In IT, indexing refers to the creation of indexes that point to the location of resources (folders, files and records) based on file names, data fields, or unique texts and attributes in the file.
In database terminology, indexing is the process of creating an efficient data structure in a database to enable faster data retrieval. An index provides an underlying organizational schema for a database. An index divides database entries into fields based on an index structure that fits well with that specific data set. Indexing enables data to be retrieved more efficiently as only relevant fields of the database have to be searched to answer a query. Without an index, a database would have to do a “full scan” to answer every query.
Common data structures used to build indexes include B+ trees, balanced trees and hashes. Index architectures are generally broken down into two types: clustered indexes and non-clustered indexes. Clustered indexes store row data in order. The goal is to create a sequential arrangement of data in order to reduce block reads. In non-clustered indexes, the index order is not the same as the physical ordering of the data on the disk, but rather organized in a “logical order” for that particular data set. According to database experts, non-clustered indexes are best suited for applications where data is modified frequently.
A key point to remember is that indexing using a data structure that is an ideal fit for your data results in optimum database performance.
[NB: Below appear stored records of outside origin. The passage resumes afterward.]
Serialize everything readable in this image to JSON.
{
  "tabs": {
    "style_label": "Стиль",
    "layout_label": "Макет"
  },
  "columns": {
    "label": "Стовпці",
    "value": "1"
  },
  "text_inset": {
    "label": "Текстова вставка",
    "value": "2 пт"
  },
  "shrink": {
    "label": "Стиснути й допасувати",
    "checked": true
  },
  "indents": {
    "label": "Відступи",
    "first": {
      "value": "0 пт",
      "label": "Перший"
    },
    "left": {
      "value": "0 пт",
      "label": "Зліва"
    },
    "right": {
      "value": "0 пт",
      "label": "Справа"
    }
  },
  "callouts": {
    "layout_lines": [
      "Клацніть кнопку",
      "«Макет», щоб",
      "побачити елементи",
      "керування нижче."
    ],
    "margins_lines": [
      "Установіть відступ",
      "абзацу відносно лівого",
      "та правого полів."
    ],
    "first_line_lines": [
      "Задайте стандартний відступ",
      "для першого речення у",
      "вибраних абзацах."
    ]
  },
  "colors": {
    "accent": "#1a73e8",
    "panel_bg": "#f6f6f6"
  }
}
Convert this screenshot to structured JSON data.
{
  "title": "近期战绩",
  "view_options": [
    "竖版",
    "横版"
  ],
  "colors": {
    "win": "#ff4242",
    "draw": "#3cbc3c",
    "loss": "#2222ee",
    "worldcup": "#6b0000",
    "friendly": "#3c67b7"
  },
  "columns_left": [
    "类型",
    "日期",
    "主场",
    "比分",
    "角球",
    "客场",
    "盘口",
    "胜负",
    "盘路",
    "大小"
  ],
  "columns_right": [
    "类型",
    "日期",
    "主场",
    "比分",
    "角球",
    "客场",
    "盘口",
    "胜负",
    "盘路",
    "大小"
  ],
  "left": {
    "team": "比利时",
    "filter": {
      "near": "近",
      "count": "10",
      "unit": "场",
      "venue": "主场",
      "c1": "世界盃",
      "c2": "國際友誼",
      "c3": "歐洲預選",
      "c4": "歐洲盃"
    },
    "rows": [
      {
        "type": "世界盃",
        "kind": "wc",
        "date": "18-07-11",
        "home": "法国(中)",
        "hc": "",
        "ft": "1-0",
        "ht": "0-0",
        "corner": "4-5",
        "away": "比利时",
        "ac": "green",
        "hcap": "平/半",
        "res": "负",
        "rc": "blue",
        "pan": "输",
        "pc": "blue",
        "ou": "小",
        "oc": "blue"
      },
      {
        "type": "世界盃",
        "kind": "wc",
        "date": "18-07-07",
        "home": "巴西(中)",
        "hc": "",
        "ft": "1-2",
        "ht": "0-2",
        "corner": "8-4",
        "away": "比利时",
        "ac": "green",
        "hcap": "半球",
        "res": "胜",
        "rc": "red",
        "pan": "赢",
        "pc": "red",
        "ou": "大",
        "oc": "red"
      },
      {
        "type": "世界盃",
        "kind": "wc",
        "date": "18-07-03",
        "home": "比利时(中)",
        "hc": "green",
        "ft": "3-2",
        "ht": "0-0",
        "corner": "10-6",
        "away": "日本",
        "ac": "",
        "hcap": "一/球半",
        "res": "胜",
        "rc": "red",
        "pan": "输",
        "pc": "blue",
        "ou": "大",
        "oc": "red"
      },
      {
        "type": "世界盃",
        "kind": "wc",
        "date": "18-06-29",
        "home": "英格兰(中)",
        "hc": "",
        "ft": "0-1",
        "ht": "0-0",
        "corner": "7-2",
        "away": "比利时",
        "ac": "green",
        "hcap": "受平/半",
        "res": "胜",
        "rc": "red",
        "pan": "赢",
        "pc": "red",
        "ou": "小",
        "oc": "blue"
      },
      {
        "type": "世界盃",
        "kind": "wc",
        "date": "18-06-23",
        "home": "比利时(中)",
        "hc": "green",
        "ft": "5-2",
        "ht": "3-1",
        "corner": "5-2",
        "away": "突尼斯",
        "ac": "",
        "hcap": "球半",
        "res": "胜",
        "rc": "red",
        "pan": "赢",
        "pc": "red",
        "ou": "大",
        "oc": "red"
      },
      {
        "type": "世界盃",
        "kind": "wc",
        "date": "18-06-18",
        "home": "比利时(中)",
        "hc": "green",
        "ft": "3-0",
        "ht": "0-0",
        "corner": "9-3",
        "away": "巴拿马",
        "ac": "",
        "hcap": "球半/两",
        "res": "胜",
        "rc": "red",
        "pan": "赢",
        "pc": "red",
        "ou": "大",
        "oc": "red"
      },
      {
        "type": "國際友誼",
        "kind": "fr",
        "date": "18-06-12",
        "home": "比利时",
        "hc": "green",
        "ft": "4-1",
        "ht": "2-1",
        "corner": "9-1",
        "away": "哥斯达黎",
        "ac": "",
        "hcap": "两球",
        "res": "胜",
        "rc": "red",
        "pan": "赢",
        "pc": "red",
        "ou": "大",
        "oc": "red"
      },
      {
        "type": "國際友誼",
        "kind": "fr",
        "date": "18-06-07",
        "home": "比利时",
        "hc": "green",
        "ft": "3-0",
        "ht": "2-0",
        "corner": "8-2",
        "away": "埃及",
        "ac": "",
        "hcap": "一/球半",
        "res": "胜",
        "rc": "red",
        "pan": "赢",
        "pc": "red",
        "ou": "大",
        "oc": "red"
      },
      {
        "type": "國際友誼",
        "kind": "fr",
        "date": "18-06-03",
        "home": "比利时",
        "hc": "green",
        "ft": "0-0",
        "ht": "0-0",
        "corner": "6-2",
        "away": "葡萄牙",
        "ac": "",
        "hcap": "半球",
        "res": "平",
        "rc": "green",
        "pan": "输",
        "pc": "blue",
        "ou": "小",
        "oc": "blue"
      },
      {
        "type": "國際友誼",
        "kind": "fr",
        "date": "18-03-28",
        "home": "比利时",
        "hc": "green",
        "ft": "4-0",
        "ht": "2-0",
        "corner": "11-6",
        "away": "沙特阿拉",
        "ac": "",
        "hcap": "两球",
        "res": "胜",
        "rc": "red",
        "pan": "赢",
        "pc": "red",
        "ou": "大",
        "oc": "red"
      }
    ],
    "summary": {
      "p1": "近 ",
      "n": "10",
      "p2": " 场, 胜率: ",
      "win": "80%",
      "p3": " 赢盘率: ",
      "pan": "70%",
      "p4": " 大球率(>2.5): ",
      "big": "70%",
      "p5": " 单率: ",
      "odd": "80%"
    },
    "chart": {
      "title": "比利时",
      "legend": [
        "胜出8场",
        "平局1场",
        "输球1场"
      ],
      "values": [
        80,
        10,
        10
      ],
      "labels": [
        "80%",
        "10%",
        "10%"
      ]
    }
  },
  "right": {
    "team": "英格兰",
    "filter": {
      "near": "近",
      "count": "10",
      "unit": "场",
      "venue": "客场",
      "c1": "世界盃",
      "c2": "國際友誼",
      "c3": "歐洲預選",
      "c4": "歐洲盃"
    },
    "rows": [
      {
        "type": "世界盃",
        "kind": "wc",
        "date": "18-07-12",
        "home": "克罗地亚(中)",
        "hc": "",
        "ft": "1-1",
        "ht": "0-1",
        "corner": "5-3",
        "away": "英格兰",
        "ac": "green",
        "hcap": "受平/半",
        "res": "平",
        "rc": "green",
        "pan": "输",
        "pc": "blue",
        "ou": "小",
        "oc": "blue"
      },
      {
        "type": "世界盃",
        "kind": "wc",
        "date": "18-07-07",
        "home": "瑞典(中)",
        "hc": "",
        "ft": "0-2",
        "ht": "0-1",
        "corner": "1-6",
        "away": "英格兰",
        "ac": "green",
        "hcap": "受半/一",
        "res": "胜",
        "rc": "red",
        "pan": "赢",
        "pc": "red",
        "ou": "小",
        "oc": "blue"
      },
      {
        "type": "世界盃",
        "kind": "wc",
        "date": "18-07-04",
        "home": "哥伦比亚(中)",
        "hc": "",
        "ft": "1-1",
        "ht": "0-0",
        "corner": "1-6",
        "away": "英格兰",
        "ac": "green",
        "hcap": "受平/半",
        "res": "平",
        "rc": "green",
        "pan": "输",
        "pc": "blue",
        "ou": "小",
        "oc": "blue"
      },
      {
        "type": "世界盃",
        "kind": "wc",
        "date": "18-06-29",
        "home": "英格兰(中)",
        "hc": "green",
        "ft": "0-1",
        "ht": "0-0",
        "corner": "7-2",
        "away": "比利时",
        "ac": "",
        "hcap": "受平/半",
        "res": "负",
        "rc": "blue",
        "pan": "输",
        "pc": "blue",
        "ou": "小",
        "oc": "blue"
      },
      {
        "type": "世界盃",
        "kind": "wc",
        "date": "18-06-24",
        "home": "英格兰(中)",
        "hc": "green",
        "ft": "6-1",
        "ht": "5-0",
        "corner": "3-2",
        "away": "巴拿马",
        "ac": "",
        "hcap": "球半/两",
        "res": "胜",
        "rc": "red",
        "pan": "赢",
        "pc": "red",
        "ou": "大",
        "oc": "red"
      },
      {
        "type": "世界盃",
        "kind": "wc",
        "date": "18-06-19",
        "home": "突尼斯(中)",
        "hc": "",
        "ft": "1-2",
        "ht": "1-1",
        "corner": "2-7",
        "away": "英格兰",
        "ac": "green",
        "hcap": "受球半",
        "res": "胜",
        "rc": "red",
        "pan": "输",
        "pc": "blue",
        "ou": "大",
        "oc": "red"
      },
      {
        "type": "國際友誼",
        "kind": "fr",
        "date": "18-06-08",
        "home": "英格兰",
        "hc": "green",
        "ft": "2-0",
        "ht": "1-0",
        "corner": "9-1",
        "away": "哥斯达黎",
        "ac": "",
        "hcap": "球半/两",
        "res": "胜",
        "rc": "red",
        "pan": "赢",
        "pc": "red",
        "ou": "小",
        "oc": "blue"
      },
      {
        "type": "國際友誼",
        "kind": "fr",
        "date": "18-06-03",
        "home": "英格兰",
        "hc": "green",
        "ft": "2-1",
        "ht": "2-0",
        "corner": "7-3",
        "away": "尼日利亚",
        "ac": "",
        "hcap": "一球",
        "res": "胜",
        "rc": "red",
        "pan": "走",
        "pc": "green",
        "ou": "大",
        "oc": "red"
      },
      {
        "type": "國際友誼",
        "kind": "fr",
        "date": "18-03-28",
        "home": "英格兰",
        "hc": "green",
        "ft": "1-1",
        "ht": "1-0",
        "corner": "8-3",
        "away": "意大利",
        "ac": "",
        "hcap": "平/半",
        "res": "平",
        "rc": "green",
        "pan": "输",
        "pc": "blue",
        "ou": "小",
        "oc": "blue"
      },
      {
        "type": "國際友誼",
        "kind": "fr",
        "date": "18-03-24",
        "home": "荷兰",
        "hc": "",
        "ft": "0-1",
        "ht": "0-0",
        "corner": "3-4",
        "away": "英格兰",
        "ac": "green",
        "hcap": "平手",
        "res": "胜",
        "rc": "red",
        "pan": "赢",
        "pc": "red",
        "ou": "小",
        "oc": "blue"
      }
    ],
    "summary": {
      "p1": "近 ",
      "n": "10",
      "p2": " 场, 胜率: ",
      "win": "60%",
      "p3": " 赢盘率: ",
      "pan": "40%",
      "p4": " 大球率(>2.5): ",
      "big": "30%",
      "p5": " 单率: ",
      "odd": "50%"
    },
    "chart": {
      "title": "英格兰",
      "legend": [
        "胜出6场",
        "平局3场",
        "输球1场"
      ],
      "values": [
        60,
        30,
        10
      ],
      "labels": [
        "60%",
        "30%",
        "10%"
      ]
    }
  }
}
Take a look at Idera’s webcast “Introduction to SQL Server Indexing” for an in-depth discussion of database indexing. Greg Robidoux talks about the following topics:
- clustered and non-clustered indexes
- covering indexes
- indexes with included columns
- columnstore indexes
- index statistics
- how indexes are used for table joins
- indexing for WHERE, GROUP BY, ORDER BY
- filtered indexes
- using DMVs to get insight into index usage
- query plans and more